The Rule 23 Subcommittee of the Advisory Committee on Civil Rules has further refined the topics for possible amendments to include: (1) “frontloading” in Rule 23(e)(1), requiring information relating to the decision whether to send notice to the class of a proposed settlement; (2) making clear that a decision to send notice to the class under Rule 23(e)(1) is not appealable under Rule 23(f); (3) making clear in Rule 23(c)(2)(B) that the Rule 23(e)(1) notice does trigger the opt-out period in Rule 23(b)(3) class actions; (4) updating Rule 23(c)(2) regarding individual notice in Rule 23(b)(3) class actions; (5) addressing issues raised by “bad-faith” class action objectors; and (6) refining standards for approval of proposed class-action settlements under Rule 23(e)(2).
The Subcommittee is expected to make a final proposed amendment available to the Advisory Committee in April. If the Advisory Committee approves the draft amendment, it would be sent to the Standing Committee for its review and approval, followed by an official notice and public comment period on the draft rule.
Comments on this update or suggestions for AAI amicus participation should be directed to AAI Vice President and General Counsel Richard Brunell, firstname.lastname@example.org, 202-600-9640. Thanks to AAI Research Fellow Art Durst for help in preparing this update.

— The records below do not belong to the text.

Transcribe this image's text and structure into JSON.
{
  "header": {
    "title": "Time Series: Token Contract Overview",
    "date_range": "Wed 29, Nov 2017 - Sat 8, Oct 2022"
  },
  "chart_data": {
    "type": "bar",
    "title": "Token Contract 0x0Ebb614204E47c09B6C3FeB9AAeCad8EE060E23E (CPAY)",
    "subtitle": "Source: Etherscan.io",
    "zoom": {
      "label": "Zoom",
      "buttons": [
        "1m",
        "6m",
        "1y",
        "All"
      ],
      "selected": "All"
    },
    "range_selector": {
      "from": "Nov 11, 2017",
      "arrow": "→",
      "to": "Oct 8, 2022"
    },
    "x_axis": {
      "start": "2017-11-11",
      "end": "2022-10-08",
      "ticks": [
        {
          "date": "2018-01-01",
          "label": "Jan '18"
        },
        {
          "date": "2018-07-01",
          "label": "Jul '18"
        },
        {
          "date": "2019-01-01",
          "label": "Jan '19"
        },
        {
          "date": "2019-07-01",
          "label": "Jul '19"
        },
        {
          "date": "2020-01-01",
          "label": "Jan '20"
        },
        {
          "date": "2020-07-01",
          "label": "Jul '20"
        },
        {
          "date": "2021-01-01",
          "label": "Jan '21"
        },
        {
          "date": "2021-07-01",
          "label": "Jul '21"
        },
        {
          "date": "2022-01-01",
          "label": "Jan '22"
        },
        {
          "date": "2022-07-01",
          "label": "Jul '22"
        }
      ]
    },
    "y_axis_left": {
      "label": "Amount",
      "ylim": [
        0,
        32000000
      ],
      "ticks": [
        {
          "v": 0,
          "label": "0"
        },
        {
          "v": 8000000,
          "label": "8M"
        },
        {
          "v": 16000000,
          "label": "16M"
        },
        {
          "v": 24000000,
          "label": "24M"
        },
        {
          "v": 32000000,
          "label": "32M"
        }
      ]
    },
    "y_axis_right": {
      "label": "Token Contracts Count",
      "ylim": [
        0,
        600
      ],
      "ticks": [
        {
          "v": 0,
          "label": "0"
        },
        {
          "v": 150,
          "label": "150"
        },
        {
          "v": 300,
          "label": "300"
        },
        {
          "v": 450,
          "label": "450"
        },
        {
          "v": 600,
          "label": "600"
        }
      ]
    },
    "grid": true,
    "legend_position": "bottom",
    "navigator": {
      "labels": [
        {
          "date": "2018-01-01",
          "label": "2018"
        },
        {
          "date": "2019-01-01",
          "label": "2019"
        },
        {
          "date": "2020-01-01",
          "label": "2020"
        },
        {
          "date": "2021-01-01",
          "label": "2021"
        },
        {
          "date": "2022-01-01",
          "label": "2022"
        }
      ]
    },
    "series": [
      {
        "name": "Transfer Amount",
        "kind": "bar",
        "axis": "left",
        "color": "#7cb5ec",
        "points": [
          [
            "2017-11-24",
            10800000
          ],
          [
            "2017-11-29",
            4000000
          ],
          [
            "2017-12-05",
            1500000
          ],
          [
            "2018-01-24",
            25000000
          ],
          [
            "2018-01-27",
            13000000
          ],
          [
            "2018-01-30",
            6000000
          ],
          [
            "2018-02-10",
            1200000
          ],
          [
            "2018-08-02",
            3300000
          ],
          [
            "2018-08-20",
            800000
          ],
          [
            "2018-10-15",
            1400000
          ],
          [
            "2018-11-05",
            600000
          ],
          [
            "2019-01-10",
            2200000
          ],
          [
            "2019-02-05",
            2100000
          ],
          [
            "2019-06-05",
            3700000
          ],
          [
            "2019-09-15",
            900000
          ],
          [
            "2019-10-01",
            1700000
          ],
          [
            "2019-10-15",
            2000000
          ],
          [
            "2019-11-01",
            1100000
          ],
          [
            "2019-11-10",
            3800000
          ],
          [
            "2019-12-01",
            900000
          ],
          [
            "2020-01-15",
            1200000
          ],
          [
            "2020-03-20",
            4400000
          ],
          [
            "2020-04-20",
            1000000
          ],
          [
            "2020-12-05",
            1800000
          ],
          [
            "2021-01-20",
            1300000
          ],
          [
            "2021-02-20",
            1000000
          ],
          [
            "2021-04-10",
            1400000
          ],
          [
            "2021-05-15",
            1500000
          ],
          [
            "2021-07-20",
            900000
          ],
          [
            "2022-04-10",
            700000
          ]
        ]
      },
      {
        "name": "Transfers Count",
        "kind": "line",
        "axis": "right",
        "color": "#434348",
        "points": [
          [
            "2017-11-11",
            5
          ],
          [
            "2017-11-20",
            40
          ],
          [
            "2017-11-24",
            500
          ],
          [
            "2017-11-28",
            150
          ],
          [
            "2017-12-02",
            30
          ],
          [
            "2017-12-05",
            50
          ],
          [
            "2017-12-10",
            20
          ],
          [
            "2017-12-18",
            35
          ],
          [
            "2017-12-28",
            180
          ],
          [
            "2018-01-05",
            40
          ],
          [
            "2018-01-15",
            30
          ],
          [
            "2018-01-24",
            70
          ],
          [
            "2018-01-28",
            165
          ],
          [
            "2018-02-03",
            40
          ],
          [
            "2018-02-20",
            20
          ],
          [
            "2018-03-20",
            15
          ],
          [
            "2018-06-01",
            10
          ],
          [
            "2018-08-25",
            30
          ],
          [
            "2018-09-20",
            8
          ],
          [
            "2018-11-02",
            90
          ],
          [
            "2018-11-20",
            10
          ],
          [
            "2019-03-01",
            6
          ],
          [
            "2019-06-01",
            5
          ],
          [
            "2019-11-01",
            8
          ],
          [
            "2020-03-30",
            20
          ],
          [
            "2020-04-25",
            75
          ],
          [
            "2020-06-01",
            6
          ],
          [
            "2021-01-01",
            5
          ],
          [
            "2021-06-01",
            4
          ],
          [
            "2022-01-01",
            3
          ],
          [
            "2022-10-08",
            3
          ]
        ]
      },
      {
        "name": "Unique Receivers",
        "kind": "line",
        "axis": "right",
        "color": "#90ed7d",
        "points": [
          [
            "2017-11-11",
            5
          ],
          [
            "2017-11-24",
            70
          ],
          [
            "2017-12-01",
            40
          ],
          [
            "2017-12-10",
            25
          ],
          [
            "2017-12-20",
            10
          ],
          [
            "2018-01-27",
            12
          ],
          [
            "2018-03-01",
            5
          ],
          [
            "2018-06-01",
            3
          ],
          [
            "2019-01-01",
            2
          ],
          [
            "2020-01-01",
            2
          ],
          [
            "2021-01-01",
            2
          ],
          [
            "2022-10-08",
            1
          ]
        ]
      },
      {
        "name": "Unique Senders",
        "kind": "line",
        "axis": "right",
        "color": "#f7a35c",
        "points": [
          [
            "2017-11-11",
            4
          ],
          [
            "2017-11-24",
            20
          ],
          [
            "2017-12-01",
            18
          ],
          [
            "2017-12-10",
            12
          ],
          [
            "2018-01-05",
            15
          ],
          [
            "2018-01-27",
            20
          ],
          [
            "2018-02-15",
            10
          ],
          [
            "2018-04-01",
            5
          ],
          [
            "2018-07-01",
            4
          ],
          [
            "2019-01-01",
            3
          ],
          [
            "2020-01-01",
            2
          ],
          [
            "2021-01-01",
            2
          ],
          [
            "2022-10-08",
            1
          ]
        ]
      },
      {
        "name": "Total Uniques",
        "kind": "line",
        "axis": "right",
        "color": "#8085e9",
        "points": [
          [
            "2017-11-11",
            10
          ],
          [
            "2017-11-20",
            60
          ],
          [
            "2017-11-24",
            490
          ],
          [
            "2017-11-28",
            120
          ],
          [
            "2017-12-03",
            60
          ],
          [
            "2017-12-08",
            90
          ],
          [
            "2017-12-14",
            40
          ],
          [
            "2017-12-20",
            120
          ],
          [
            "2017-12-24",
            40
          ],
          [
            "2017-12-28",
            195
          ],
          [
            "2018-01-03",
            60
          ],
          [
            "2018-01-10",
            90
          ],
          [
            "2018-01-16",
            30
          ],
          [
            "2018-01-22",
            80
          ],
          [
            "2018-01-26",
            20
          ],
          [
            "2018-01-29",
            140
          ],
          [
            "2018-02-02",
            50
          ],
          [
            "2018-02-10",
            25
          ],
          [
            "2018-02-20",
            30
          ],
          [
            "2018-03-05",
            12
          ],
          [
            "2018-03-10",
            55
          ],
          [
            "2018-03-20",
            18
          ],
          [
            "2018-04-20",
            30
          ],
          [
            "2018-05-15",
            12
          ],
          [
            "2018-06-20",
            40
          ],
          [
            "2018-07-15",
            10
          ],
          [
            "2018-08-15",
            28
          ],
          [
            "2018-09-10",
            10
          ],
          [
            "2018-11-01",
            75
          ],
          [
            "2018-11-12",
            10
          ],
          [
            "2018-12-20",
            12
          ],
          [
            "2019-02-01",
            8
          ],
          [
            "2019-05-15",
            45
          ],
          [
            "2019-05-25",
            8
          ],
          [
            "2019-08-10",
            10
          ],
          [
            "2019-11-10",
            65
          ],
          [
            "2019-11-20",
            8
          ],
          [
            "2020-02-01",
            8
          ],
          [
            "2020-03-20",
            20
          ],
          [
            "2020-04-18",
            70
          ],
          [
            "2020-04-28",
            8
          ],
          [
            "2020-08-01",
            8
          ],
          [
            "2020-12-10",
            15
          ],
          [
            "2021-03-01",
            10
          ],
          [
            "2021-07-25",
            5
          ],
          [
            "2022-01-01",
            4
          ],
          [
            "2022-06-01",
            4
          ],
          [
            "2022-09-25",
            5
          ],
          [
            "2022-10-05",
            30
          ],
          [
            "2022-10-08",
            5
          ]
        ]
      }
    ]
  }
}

 Dow Chemical involved a $1.2 billion jury verdict (after trebling) obtained by a class of direct polyurethane purchasers represented by, inter alios, AAI Board Member Roberta Liebenberg and Advisory Board Member Joe Goldberg. Dow Chemical sought review principally on a theory that class-wide harm cannot be established by an increase in baseline prices when “prices are individually negotiated and individual purchasers frequently succeed in negotiating away allegedly collusive overcharges.” The Tenth Circuit had held that the district court did not abuse its discretion in finding that common issues predominated even if there were some individual issues as to negotiated prices.
 In Gomez, the defendant proposed a stipulated injunction in which it agreed not to send text messages that violated the law, but denied liability and disclaimed the existence of grounds for the imposition of the injunction.
 Brady v. Basic Research L.L.C., No. 2:13-cv-7169, 2016 WL 462916 (E.D.N.Y. Feb. 3, 2016). Plaintiffs argued that defendants’ gambit did not provide complete relief because, inter alia, it did not admit liability and failed to address plaintiffs’ claims for injunctive relief.